ABOUT THIS TASK >> Among the entries below, copy every line that carries the word "Является".

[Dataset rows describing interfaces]
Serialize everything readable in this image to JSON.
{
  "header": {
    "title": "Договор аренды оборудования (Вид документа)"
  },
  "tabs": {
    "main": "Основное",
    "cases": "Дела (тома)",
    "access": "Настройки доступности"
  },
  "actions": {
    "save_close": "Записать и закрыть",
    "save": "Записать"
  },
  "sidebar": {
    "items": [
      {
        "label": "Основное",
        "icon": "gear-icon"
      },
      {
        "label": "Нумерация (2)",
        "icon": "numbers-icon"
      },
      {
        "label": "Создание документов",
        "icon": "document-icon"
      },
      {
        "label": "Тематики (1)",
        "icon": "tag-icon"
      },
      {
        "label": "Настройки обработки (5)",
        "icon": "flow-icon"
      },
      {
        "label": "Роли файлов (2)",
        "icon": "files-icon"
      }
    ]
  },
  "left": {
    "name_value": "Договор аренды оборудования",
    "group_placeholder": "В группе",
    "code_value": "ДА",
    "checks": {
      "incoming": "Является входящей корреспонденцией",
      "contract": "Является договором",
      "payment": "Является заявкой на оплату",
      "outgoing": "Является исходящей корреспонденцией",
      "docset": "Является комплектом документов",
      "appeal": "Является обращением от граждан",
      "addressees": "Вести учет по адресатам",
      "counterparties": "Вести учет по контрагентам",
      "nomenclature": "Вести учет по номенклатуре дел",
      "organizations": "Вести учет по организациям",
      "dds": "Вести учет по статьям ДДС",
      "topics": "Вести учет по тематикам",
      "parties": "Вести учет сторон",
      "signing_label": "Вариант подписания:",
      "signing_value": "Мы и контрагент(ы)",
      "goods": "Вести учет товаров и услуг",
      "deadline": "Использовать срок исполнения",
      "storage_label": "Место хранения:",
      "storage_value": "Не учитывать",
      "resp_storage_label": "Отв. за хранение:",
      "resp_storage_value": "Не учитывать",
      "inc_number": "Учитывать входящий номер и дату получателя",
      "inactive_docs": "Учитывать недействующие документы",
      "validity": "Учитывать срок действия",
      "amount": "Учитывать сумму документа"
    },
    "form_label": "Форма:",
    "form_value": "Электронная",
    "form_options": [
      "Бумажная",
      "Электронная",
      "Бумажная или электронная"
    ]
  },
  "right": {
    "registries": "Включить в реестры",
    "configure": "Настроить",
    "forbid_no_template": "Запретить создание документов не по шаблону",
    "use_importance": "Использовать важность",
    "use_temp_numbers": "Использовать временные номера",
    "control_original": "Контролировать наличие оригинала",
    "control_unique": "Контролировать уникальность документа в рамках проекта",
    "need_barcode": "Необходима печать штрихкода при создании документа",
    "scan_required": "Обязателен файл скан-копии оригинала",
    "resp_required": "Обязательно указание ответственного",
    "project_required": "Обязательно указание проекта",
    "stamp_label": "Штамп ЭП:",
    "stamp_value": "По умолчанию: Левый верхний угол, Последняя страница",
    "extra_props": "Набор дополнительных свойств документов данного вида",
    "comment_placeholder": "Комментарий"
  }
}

RESULT FOR THIS EXERCISE >>
      "incoming": "Является входящей корреспонденцией",
      "contract": "Является договором",
      "payment": "Является заявкой на оплату",
      "outgoing": "Является исходящей корреспонденцией",
      "docset": "Является комплектом документов",
      "appeal": "Является обращением от граждан",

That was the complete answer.